For example, SNY TV analyst Nelson Figueroa was fired from covering the New York Mets in late May for coming to work in a state not fit to perform his on-air duties.

This week, Odell Beckham’s recent GQ article has become a segment in sports talk programming. Last week it was U.S. Women’s Soccer team captain Megan Rapinoe’s demand for pay parity. But when it comes to ESPN sports talk personality Dan Le Batard, who removed himself from the air on Monday for what he considered a violation of ESPN’s policy of not talking about politics, for criticizing the current president, there has been little mention of it by any of Le Batard’s broadcasting peers.

On Thursday, Le Batard found it necessary to discuss and denounce the back and forth, “Send her back” repartee between the president and those attending his rally last week in North Carolina that had been directed at Congresswoman Ilhan Omar, the U.S. representative for Minnesota, a Somali-born naturalized citizen.

Le Batard, who took off from his broadcasting duties on Monday, called the audience’s chants “un-American” and described the way the president antagonized the crowd, his conduct and actions as instigating racial division.

“I was not happy with it. I disagree with it,” the president was quoted as saying to reporters at the White House about his chanting audience, attempting to distance himself from the rallyers.

“I didn’t say that, they did,” noted the president, throwing the raucous crowd under the bus while reminding us of how they all “love our country,” commending them the way he commended the white supremacists of Charlottesville, Va., in 2017.

Le Batard’s decision to address the event in North Carolina is in complete defiance of ESPN’s no-politics policy instituted by their new president Jimmy Pitaro in March 2018, shortly after he began in his new position, and it’s not expected to change.

Le Batard describes the policy as “cowardly.”
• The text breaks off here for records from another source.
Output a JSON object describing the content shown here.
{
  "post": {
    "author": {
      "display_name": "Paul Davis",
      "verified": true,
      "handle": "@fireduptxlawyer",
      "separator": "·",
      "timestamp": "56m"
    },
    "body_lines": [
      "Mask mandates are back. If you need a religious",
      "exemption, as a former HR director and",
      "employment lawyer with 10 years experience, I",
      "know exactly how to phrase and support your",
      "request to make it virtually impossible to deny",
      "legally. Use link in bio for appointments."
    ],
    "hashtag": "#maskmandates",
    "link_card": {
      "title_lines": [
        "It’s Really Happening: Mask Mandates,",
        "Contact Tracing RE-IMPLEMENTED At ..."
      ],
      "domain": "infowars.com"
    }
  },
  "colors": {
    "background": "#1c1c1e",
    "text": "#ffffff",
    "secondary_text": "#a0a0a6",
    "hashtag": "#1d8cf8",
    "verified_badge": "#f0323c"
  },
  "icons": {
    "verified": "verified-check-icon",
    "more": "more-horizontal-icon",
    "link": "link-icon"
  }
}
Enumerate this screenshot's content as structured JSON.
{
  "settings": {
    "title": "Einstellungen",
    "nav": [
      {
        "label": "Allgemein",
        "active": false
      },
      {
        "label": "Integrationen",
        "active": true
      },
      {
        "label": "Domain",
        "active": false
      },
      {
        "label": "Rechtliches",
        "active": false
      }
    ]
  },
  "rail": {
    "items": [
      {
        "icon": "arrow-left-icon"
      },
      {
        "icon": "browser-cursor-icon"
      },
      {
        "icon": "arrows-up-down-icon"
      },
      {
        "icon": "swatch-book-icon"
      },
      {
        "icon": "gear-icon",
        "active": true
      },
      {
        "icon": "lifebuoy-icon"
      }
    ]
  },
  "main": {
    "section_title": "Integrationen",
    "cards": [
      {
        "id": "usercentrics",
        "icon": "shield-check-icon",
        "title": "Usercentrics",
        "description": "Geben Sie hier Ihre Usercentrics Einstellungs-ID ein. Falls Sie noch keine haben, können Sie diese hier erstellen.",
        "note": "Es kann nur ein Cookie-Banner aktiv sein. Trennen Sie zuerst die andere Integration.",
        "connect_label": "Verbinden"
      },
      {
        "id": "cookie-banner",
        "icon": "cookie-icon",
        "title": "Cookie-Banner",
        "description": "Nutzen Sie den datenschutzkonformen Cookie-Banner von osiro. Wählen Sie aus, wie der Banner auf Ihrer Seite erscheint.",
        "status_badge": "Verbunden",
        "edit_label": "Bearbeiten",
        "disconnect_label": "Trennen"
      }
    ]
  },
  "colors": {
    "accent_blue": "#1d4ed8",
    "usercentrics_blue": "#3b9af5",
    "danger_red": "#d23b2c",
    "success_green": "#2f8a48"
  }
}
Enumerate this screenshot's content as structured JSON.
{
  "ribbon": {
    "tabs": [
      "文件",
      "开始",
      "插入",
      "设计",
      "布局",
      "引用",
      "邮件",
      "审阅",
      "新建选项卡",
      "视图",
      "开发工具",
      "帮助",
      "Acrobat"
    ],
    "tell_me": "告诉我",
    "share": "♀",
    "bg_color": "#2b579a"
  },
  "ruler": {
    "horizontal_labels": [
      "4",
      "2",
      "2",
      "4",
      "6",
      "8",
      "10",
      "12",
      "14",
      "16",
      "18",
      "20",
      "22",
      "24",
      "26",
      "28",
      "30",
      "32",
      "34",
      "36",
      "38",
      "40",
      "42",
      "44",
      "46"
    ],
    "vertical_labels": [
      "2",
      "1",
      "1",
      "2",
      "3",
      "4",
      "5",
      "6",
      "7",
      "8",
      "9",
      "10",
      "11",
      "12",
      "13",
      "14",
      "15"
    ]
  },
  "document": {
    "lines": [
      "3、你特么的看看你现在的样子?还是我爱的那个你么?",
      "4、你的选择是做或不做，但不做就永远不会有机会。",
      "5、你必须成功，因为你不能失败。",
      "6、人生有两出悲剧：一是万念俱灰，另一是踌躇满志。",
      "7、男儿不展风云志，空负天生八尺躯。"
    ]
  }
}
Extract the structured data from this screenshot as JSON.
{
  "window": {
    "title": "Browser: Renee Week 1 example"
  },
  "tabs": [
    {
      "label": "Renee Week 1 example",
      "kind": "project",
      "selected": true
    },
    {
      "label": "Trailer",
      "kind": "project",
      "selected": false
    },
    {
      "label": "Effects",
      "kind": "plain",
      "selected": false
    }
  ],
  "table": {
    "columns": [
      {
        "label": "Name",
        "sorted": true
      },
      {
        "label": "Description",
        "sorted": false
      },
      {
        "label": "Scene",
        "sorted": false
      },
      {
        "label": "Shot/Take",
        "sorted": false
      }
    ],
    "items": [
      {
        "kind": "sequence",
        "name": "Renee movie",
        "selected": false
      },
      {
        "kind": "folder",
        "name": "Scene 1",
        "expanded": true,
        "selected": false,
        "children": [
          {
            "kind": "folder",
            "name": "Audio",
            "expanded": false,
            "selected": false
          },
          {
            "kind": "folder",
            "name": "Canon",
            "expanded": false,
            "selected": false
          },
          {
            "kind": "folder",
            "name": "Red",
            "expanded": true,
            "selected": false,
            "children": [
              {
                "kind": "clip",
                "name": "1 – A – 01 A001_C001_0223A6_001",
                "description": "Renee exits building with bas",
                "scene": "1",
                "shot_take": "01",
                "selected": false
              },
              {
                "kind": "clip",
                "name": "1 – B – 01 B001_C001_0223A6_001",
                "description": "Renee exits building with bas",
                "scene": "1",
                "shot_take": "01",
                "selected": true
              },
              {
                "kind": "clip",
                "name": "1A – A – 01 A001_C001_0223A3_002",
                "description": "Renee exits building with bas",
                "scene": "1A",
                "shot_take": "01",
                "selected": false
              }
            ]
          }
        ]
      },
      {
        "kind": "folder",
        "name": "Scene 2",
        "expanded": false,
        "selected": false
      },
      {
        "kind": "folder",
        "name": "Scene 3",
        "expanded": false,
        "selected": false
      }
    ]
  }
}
Giving an example, Le Batard, who believes that this is about race, not politics, further states, “We only talk about it around here when Steve Kerr or [Gregg] Popovich says something. We don’t talk about what is happening unless there’s some sort of weak, cowardly sports angle that we can run it through, when sports has always been a place where this stuff changes.”